For truly spectacular views, climb to the top of Torre del Mangia, the city's 345-foot tall bell tower that was built between 1338 and 1348. Once you reach the tower's peak, you'll be able to admire the captivating views of the bustling city below.

Wander around the historic centre of Siena

Wander around the historic centre of Siena

The Trulli of Alberobello

Nestled in the small town of Alberobello, in the region of Puglia, you'll find the small Tulli dwellings that line the winding roads. These unusual but charming structures are examples of successful prehistoric building techniques, which are still used in this region today.

The exterior of the Tulli include a conical roof, limestone slabs and whitewashed walls, and the interior of each structure features one room, which usually has a fireplace and room for furniture.
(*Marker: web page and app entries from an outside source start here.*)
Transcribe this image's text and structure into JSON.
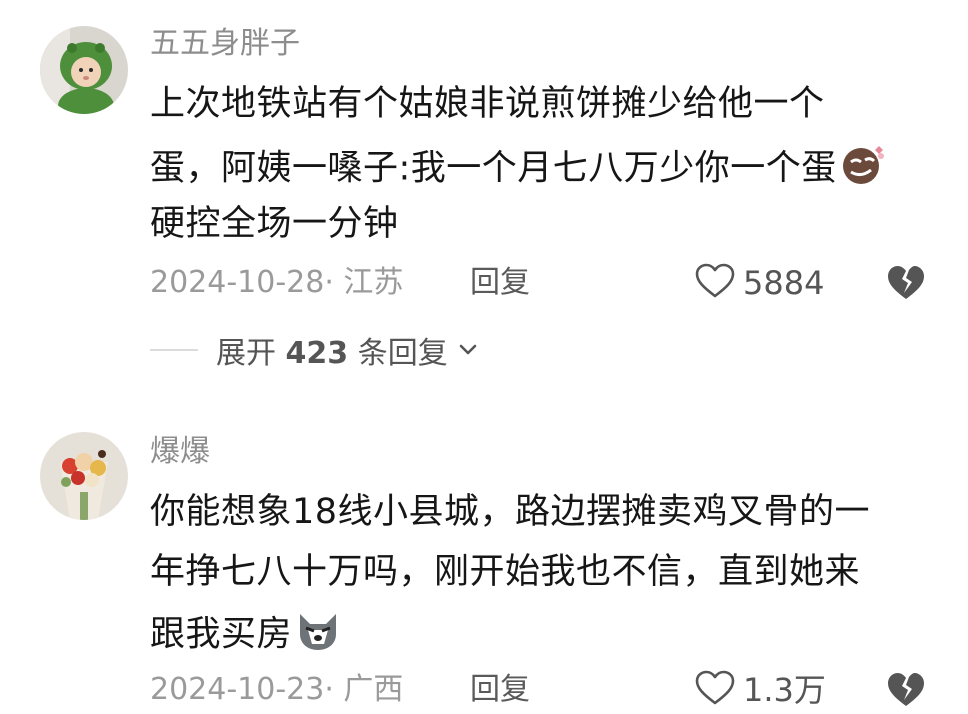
{
  "comments": [
    {
      "username": "五五身胖子",
      "lines": [
        "上次地铁站有个姑娘非说煎饼摊少给他一个",
        "蛋，阿姨一嗓子:我一个月七八万少你一个蛋",
        "硬控全场一分钟"
      ],
      "date_location": "2024-10-28· 江苏",
      "reply_label": "回复",
      "likes": "5884",
      "expand_prefix": "展开 ",
      "expand_count": "423",
      "expand_suffix": " 条回复",
      "emoji": "smirk-emoji",
      "avatar": "baby-in-green-hood"
    },
    {
      "username": "爆爆",
      "lines": [
        "你能想象18线小县城，路边摆摊卖鸡叉骨的一",
        "年挣七八十万吗，刚开始我也不信，直到她来",
        "跟我买房"
      ],
      "date_location": "2024-10-23· 广西",
      "reply_label": "回复",
      "likes": "1.3万",
      "emoji": "husky-emoji",
      "avatar": "flower-bouquet"
    }
  ],
  "colors": {
    "text": "#161616",
    "meta": "#9a9a9a",
    "username": "#8d8d8d",
    "background": "#ffffff"
  }
}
These unusual buildings are still used today, and some are even decorated with modern décor.

The Netherlands

The Mill Network of Kinderdijk

For a taste of Dutch culture and its past, enjoy a day out at the Mill Network in the village of Kinderdijk. Built in the Middle Ages, the 19 windmills were constructed to drain the Alblasserwaard polder, which is connected to the Lek and Noord Rivers. And, despite being built so long ago, the windmills still work today as successful hydraulic structures.

Learn more about mills in the village of Kinderdijk

Learn more about mills in the village of Kinderdijk

During your visit, you'll be able explore the mills for yourself, and even learn about their history in greater depth at the museum. There's also the chance to take part in a windmill workshop, where you'll get to learn how the mills are built and maintained, and even how to become a miller.

Getting there and around

If you're inspired to tour Europe's World Heritage sites, make sure you set off on holiday with our list in hand.

With Eurotunnel Le Shuttle, the journey across the Channel only takes 35-minutes, so you'll soon be discovering a whole continent of iconic sites for yourself.

Book your journey